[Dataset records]
┄┄┄┄┄┄┄┄┄┄┄┄┄┄┄┄┄┄┄┄

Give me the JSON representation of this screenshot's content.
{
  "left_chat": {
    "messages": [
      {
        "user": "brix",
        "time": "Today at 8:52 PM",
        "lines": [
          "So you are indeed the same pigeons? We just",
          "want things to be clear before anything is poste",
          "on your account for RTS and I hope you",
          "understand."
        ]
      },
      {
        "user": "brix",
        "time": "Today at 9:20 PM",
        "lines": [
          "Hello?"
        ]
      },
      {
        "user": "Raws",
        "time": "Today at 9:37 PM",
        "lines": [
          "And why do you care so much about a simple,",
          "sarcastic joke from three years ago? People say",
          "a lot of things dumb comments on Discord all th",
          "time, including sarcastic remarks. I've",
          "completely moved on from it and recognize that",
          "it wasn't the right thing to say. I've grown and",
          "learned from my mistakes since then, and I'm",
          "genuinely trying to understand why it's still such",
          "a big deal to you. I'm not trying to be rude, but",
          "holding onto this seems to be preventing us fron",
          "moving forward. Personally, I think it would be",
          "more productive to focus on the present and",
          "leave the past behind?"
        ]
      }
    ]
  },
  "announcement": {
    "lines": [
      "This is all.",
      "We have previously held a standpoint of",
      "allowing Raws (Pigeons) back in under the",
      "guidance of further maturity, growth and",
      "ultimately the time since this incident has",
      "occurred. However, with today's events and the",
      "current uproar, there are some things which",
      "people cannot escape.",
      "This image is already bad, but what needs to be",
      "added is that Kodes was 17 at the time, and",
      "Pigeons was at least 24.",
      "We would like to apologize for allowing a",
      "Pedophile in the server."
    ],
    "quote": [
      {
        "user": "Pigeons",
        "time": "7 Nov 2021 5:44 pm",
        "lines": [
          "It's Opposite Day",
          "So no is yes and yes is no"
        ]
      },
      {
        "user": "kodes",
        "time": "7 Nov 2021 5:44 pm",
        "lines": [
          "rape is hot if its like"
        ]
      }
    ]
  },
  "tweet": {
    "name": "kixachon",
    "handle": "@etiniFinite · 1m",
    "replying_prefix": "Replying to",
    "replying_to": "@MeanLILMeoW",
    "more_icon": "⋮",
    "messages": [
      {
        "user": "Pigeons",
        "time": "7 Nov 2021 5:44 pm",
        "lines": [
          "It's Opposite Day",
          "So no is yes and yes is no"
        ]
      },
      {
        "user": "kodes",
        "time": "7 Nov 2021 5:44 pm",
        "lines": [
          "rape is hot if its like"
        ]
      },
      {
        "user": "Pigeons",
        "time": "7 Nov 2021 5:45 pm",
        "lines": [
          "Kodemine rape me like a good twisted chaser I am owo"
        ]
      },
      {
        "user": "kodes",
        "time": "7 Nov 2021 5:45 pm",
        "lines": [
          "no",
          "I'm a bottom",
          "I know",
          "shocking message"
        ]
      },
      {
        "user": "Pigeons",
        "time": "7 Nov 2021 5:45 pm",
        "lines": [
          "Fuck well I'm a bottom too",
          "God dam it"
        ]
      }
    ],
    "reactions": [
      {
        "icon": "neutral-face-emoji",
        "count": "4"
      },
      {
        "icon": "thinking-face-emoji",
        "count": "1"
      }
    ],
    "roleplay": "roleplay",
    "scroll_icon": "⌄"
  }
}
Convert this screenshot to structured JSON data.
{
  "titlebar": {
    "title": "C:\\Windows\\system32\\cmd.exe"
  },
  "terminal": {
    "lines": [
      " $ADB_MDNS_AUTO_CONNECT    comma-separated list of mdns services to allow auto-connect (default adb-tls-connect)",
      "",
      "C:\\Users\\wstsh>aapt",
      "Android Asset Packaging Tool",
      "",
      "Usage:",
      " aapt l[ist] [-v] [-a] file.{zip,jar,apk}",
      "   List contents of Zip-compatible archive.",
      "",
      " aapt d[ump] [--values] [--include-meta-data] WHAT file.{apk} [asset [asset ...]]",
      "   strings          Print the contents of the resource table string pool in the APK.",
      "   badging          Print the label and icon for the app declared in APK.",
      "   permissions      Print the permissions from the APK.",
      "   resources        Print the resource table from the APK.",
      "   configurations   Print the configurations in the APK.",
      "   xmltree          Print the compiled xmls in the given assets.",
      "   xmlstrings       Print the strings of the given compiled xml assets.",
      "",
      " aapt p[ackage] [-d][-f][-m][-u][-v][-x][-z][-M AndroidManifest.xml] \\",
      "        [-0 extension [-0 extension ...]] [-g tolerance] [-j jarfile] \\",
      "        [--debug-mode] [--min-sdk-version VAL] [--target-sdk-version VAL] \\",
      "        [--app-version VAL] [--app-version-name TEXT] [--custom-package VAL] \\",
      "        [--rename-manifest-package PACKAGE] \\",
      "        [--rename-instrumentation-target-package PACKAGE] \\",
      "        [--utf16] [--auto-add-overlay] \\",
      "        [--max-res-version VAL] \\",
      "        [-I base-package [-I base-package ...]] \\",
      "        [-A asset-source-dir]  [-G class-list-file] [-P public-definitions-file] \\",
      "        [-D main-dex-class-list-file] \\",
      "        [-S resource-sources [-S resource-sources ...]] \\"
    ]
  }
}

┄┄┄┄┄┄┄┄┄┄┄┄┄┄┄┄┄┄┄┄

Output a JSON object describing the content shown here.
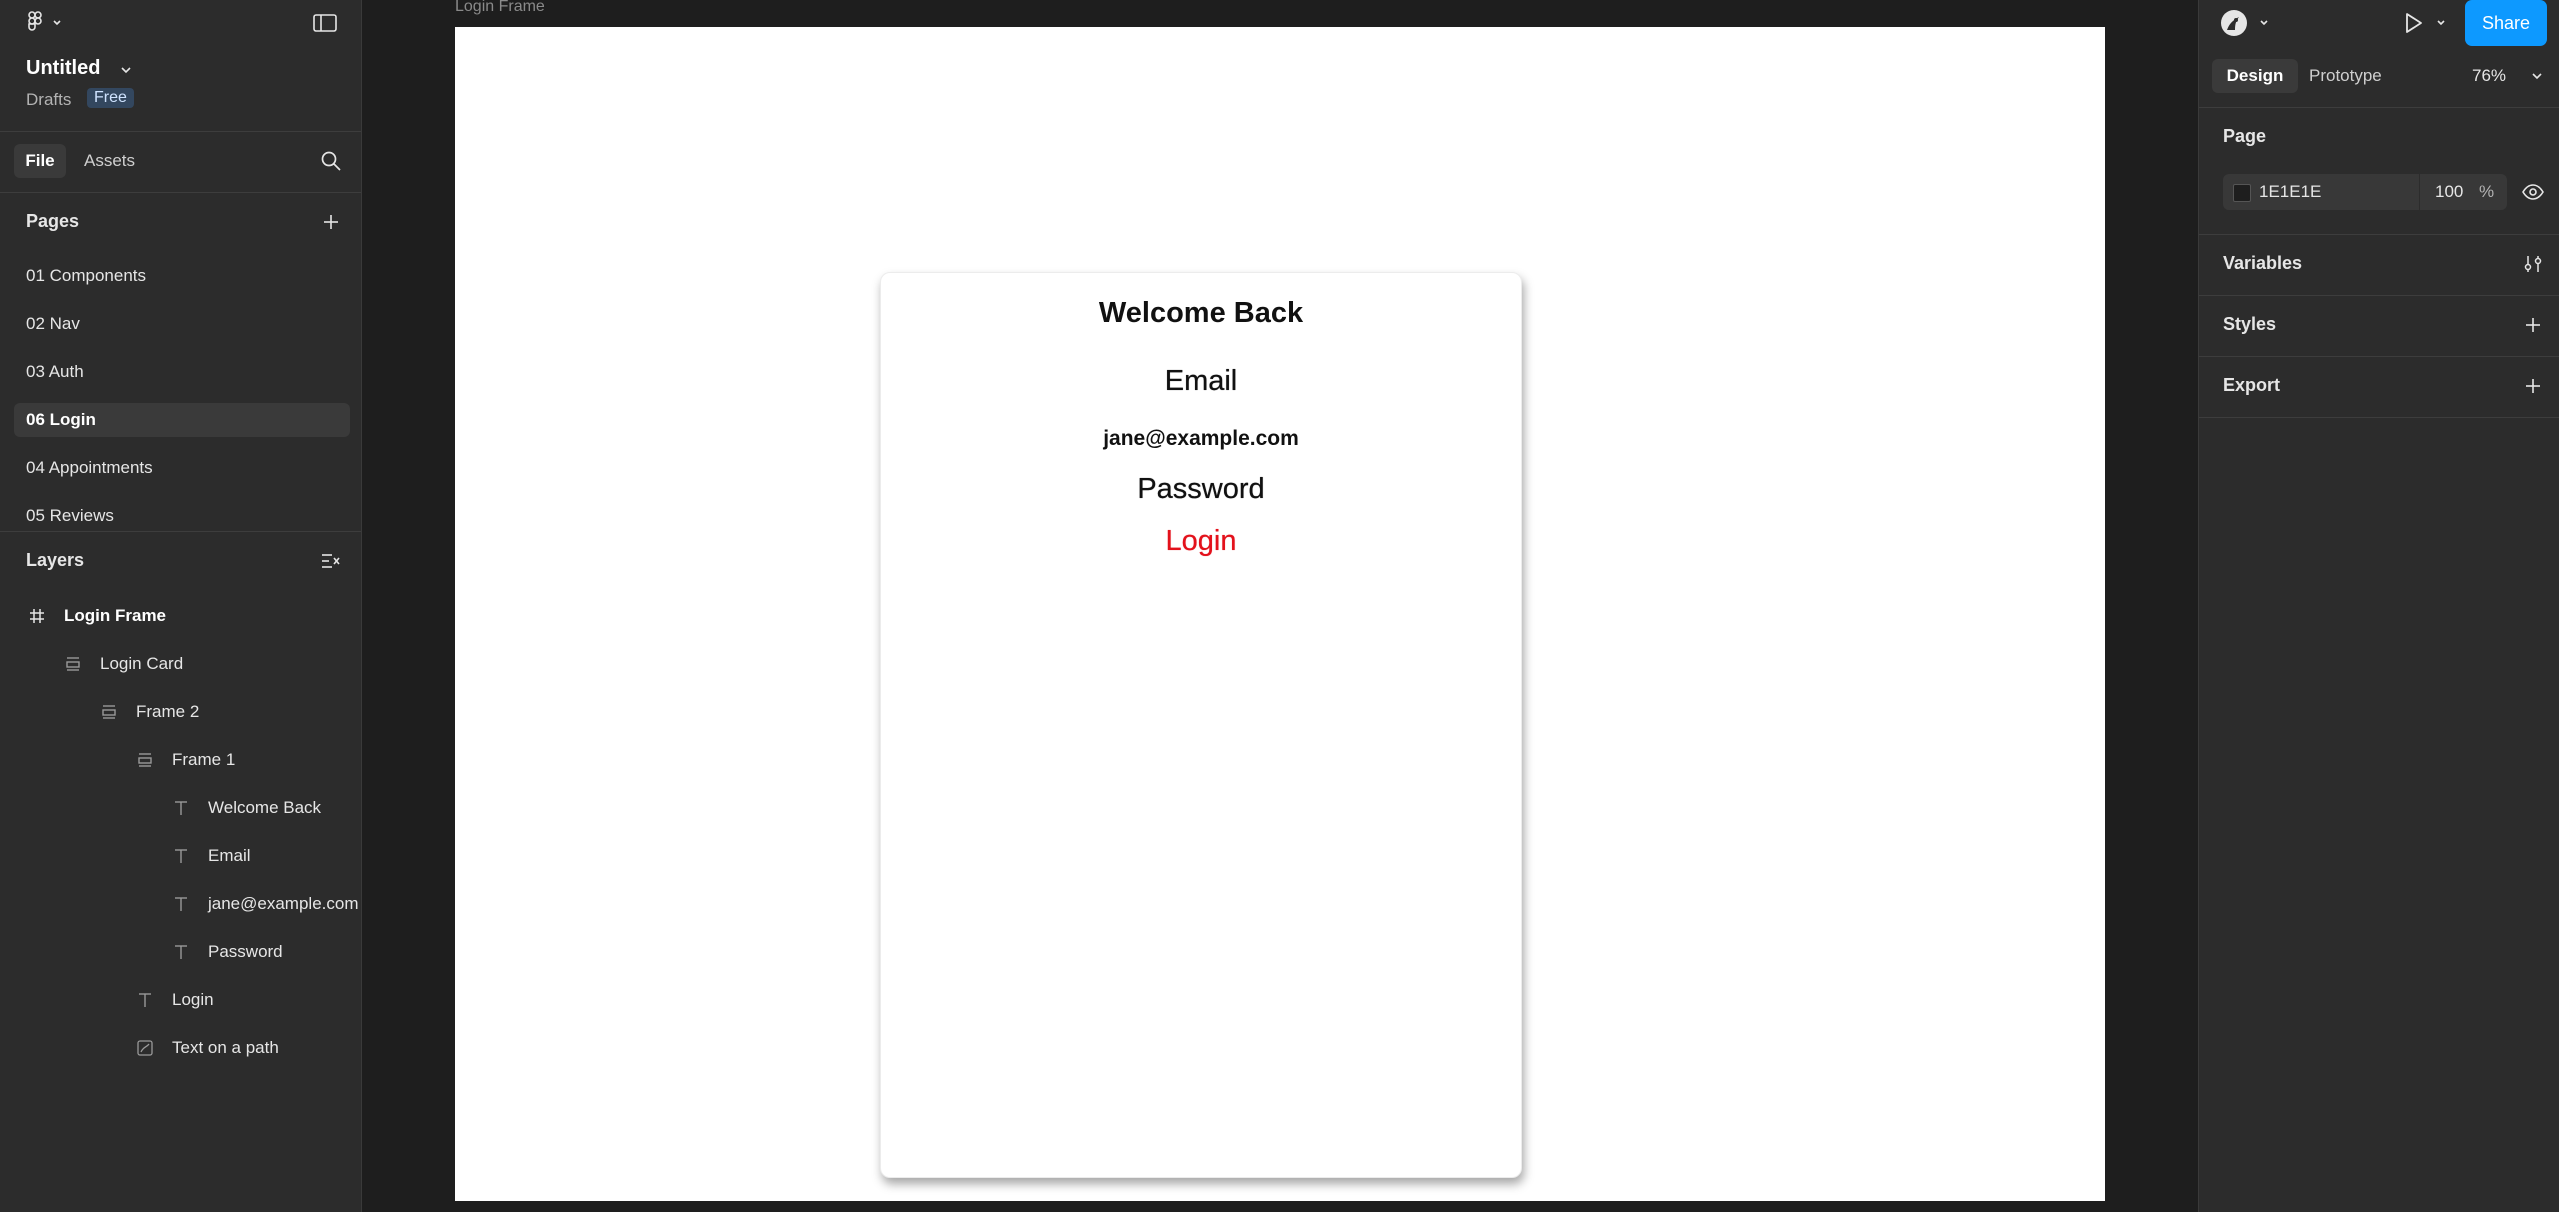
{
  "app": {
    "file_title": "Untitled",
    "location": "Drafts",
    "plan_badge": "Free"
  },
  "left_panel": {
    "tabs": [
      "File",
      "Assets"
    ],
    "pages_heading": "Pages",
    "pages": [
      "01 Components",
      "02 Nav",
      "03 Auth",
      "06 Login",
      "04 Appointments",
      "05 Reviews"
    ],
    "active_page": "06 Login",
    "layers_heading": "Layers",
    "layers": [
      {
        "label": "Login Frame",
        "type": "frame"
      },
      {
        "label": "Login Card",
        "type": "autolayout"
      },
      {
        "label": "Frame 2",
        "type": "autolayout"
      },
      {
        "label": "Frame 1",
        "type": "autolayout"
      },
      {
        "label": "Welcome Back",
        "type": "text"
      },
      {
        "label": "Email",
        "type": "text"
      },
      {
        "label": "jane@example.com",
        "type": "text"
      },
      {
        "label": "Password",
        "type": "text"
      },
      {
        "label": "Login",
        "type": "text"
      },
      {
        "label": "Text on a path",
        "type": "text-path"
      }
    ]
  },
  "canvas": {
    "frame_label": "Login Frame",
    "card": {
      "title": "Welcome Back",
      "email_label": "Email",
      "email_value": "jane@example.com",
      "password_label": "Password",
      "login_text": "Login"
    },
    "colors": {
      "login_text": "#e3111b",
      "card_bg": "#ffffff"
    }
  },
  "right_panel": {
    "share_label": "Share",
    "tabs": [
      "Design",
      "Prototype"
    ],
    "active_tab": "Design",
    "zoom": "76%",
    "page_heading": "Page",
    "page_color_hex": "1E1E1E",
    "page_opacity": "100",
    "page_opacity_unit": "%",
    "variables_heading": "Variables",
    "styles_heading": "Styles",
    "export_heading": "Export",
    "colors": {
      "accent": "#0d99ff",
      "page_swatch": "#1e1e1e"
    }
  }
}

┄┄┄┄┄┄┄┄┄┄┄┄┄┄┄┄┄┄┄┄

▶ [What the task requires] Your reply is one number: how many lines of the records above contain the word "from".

▶ [Expected answer] 5